*** Raw data ***

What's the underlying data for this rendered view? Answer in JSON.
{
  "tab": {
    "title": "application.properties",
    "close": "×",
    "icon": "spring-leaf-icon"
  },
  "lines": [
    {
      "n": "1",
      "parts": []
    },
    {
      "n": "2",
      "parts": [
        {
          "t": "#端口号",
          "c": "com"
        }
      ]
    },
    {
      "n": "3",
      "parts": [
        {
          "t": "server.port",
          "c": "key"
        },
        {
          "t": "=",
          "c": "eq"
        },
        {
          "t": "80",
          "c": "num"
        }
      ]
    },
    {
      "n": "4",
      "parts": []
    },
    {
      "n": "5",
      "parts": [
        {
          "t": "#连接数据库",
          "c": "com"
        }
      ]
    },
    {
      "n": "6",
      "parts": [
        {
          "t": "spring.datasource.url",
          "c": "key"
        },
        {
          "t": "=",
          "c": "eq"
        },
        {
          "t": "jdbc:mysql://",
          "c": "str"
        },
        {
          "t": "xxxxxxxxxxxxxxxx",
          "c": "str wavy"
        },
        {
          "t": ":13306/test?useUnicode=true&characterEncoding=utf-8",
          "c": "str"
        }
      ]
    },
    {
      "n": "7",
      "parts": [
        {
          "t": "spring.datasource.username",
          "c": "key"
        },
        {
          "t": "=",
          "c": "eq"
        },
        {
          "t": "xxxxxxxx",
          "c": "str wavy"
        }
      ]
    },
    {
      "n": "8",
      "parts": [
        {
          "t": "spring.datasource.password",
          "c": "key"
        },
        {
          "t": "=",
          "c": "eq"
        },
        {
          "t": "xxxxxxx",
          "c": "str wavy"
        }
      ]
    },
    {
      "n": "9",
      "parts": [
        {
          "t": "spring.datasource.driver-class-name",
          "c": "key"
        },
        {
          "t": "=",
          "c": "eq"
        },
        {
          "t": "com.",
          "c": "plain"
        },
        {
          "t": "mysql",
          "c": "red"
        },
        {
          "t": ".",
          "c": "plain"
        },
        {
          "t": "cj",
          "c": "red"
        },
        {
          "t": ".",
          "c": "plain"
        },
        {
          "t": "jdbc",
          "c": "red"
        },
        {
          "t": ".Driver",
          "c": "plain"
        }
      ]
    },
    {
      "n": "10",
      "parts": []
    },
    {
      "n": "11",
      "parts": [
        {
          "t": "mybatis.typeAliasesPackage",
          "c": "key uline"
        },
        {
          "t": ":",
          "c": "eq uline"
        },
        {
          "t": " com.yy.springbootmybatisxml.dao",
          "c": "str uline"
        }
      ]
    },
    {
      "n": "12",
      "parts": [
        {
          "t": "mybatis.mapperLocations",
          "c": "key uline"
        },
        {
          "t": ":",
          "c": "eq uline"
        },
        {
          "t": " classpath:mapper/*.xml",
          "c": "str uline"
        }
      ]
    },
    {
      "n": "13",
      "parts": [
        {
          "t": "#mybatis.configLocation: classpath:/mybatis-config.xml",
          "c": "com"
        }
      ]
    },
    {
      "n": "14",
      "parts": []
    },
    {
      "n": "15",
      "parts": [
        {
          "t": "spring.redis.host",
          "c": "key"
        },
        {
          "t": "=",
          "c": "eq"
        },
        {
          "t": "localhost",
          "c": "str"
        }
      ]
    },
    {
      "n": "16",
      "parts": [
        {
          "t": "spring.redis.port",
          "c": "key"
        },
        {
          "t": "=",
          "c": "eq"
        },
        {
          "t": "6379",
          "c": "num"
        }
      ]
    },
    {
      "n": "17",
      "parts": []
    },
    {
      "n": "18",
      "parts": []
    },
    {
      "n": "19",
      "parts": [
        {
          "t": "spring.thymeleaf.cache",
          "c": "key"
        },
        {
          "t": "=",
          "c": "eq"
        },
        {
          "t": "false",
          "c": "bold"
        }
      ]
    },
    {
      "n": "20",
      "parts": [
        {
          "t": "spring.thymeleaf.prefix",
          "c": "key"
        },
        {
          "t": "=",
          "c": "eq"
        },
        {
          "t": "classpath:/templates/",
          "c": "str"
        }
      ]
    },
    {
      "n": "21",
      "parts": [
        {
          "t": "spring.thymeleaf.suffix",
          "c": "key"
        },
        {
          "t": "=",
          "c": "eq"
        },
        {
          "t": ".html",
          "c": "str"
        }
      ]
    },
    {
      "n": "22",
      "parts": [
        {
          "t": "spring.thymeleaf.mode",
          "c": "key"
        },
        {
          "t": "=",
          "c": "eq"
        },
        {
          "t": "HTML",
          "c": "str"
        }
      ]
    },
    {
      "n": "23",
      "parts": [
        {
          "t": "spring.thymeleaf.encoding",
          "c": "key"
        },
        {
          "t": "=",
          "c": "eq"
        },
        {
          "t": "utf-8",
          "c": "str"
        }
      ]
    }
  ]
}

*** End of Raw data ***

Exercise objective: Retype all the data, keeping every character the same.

Answer section:
What's the underlying data for this rendered view? Answer in JSON.
{
  "tab": {
    "title": "application.properties",
    "close": "×",
    "icon": "spring-leaf-icon"
  },
  "lines": [
    {
      "n": "1",
      "parts": []
    },
    {
      "n": "2",
      "parts": [
        {
          "t": "#端口号",
          "c": "com"
        }
      ]
    },
    {
      "n": "3",
      "parts": [
        {
          "t": "server.port",
          "c": "key"
        },
        {
          "t": "=",
          "c": "eq"
        },
        {
          "t": "80",
          "c": "num"
        }
      ]
    },
    {
      "n": "4",
      "parts": []
    },
    {
      "n": "5",
      "parts": [
        {
          "t": "#连接数据库",
          "c": "com"
        }
      ]
    },
    {
      "n": "6",
      "parts": [
        {
          "t": "spring.datasource.url",
          "c": "key"
        },
        {
          "t": "=",
          "c": "eq"
        },
        {
          "t": "jdbc:mysql://",
          "c": "str"
        },
        {
          "t": "xxxxxxxxxxxxxxxx",
          "c": "str wavy"
        },
        {
          "t": ":13306/test?useUnicode=true&characterEncoding=utf-8",
          "c": "str"
        }
      ]
    },
    {
      "n": "7",
      "parts": [
        {
          "t": "spring.datasource.username",
          "c": "key"
        },
        {
          "t": "=",
          "c": "eq"
        },
        {
          "t": "xxxxxxxx",
          "c": "str wavy"
        }
      ]
    },
    {
      "n": "8",
      "parts": [
        {
          "t": "spring.datasource.password",
          "c": "key"
        },
        {
          "t": "=",
          "c": "eq"
        },
        {
          "t": "xxxxxxx",
          "c": "str wavy"
        }
      ]
    },
    {
      "n": "9",
      "parts": [
        {
          "t": "spring.datasource.driver-class-name",
          "c": "key"
        },
        {
          "t": "=",
          "c": "eq"
        },
        {
          "t": "com.",
          "c": "plain"
        },
        {
          "t": "mysql",
          "c": "red"
        },
        {
          "t": ".",
          "c": "plain"
        },
        {
          "t": "cj",
          "c": "red"
        },
        {
          "t": ".",
          "c": "plain"
        },
        {
          "t": "jdbc",
          "c": "red"
        },
        {
          "t": ".Driver",
          "c": "plain"
        }
      ]
    },
    {
      "n": "10",
      "parts": []
    },
    {
      "n": "11",
      "parts": [
        {
          "t": "mybatis.typeAliasesPackage",
          "c": "key uline"
        },
        {
          "t": ":",
          "c": "eq uline"
        },
        {
          "t": " com.yy.springbootmybatisxml.dao",
          "c": "str uline"
        }
      ]
    },
    {
      "n": "12",
      "parts": [
        {
          "t": "mybatis.mapperLocations",
          "c": "key uline"
        },
        {
          "t": ":",
          "c": "eq uline"
        },
        {
          "t": " classpath:mapper/*.xml",
          "c": "str uline"
        }
      ]
    },
    {
      "n": "13",
      "parts": [
        {
          "t": "#mybatis.configLocation: classpath:/mybatis-config.xml",
          "c": "com"
        }
      ]
    },
    {
      "n": "14",
      "parts": []
    },
    {
      "n": "15",
      "parts": [
        {
          "t": "spring.redis.host",
          "c": "key"
        },
        {
          "t": "=",
          "c": "eq"
        },
        {
          "t": "localhost",
          "c": "str"
        }
      ]
    },
    {
      "n": "16",
      "parts": [
        {
          "t": "spring.redis.port",
          "c": "key"
        },
        {
          "t": "=",
          "c": "eq"
        },
        {
          "t": "6379",
          "c": "num"
        }
      ]
    },
    {
      "n": "17",
      "parts": []
    },
    {
      "n": "18",
      "parts": []
    },
    {
      "n": "19",
      "parts": [
        {
          "t": "spring.thymeleaf.cache",
          "c": "key"
        },
        {
          "t": "=",
          "c": "eq"
        },
        {
          "t": "false",
          "c": "bold"
        }
      ]
    },
    {
      "n": "20",
      "parts": [
        {
          "t": "spring.thymeleaf.prefix",
          "c": "key"
        },
        {
          "t": "=",
          "c": "eq"
        },
        {
          "t": "classpath:/templates/",
          "c": "str"
        }
      ]
    },
    {
      "n": "21",
      "parts": [
        {
          "t": "spring.thymeleaf.suffix",
          "c": "key"
        },
        {
          "t": "=",
          "c": "eq"
        },
        {
          "t": ".html",
          "c": "str"
        }
      ]
    },
    {
      "n": "22",
      "parts": [
        {
          "t": "spring.thymeleaf.mode",
          "c": "key"
        },
        {
          "t": "=",
          "c": "eq"
        },
        {
          "t": "HTML",
          "c": "str"
        }
      ]
    },
    {
      "n": "23",
      "parts": [
        {
          "t": "spring.thymeleaf.encoding",
          "c": "key"
        },
        {
          "t": "=",
          "c": "eq"
        },
        {
          "t": "utf-8",
          "c": "str"
        }
      ]
    }
  ]
}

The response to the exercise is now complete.